Dean and Nancy Hoch

Dean and Nancy Hoch

In all the excitement over the building of a temple in Pocatello, many questions are asked about why a temple is so special to members of The Church of Jesus Christ of Latter-day Saints.

To this point in time, the closest temple — of the 156 now open around the world — has been the one in Idaho Falls, closed since 2015 for renovation. Open houses for this edifice will take place later this month.

Once a temple is dedicated, it is no longer open to the public, and only Church members with recommends from their bishop and stake president may attend what are known as “sessions,” where sacred (not secret) instruction is given and where covenants of a spiritual nature are entered into.

Looking through our personal files on the subject of temples, we came across some thought-provoking insights written by a popular Jewish rabbi, Wayne Dosick, Ph.D. This occurred following a tour he took shortly after the stunning San Diego Temple was built in 1993.

Dosick is a well-known writer and lecturer on Judaism and Jewish life. Among other books he has authored is The Business Bible: Ten Commandments for Doing Well and Doing Good.
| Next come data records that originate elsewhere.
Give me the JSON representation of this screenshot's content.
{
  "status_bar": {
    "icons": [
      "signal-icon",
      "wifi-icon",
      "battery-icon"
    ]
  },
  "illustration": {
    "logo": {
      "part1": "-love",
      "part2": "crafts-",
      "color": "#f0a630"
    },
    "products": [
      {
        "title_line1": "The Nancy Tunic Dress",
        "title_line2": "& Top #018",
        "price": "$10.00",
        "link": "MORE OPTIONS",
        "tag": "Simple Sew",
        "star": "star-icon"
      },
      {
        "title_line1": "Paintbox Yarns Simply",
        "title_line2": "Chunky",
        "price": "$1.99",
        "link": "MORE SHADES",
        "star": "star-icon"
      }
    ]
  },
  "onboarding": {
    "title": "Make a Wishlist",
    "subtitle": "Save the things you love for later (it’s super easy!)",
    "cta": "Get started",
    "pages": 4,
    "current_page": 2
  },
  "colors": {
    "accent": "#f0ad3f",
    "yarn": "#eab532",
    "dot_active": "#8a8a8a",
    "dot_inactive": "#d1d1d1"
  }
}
Following Rabbi Dosick’s tour, he wrote an article titled “RABBINIC INSIGHTS — How Goodly Is Your Temple, O Mormons.”

Dosick captured in words what many experience when visiting one of the Church’s many temples by saying, “From the looks of the building from the outside, I had expected large, sweeping rooms able to accommodate thousands. Instead, the temple is made up of a series of small rooms, each with a specific purpose.

“There are endowment rooms where Mormons come to receive instruction about their beliefs and faith. There are Sealing Rooms, where brides and grooms and parents and children are “sealed” to each other for this life and for eternity.

“There is the baptismal font resting on the back of 12 oxen, representing the 12 tribes of Israel — and where, according to Mormon faith sacred ordinances (baptisms) can be performed for those who have died, and there is the Celestial Room where Mormons come to sit in peace and serenity, enveloped in beauty, to contemplate their lives and feel a spiritual closeness to God.”

He added, “Like the cathedrals of medieval Europe, this Mormon Temple uses sweeping architecture to create a space that invokes the celestial heavens that is awesome, that transcends the place and the moment, transporting people from the here and now to thoughts and images of God’s presence.”

Rabbi Dosick ended his article by saying, “We wish our Mormon friends joy and contentment and all of God’s blessings as they dedicate their new Temple, and we thank them for reminding us how holy a place a mere building can be.”

All are welcome to have the same experience as that enjoyed by Rabbi Dosick. Upcoming open house dates for the Idaho Falls temple are April 22-May 20. There is no cost, and reservations are available by calling visiting or by calling 208-522-7669.

Dean & Nancy Hoch are local public affairs representatives of The Church of Jesus Christ of Latter-day Saints.